Segment Open
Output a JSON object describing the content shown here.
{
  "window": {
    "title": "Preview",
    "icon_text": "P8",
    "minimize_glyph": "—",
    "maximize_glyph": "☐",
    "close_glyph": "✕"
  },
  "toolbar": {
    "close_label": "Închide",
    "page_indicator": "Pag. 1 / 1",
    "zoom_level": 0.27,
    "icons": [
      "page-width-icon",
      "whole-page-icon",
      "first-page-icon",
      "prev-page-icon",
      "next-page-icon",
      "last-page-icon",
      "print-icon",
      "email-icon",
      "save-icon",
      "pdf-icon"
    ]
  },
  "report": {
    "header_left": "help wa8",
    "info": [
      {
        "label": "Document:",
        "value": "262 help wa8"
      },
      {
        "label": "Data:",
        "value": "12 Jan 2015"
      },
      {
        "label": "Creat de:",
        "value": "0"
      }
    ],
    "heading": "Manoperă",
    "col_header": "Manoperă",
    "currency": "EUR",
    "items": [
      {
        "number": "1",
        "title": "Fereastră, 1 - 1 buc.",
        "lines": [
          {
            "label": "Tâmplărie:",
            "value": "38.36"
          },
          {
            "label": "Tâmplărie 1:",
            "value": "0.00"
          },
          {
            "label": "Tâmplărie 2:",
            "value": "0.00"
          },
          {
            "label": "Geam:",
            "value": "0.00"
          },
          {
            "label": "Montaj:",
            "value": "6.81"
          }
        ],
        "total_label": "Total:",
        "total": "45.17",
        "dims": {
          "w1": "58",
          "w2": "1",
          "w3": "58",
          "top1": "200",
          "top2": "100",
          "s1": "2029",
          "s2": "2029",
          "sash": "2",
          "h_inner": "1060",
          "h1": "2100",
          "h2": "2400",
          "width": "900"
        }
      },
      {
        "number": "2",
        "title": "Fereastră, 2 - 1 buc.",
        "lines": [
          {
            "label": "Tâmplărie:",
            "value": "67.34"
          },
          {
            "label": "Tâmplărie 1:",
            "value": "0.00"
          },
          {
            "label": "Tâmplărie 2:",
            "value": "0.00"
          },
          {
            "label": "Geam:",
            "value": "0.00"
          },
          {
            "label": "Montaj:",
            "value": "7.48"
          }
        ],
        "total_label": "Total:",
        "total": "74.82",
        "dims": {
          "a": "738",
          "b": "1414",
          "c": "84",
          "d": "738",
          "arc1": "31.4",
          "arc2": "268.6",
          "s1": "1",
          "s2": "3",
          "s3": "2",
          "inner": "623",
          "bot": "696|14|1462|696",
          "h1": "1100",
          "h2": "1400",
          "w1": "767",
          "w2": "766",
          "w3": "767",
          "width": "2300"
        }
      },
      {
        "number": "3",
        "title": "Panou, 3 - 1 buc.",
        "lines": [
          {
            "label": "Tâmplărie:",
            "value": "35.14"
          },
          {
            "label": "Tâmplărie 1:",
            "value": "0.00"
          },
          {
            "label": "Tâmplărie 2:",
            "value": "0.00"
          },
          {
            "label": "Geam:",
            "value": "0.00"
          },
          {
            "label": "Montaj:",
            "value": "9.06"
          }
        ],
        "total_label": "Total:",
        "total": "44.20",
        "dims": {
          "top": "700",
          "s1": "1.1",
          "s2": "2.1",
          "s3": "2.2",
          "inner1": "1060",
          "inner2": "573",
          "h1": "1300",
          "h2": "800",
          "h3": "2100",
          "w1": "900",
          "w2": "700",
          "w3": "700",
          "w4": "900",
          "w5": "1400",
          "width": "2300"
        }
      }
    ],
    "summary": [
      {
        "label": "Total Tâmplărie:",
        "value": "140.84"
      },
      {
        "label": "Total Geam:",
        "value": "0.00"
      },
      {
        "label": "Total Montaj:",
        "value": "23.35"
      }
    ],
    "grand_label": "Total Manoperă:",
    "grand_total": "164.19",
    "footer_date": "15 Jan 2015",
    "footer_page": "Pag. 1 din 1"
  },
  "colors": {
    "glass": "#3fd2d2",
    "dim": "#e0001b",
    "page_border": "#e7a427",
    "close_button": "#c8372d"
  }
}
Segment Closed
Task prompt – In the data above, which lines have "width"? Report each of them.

Result –
      "page-width-icon",
          "width": "900"
          "width": "2300"
          "width": "2300"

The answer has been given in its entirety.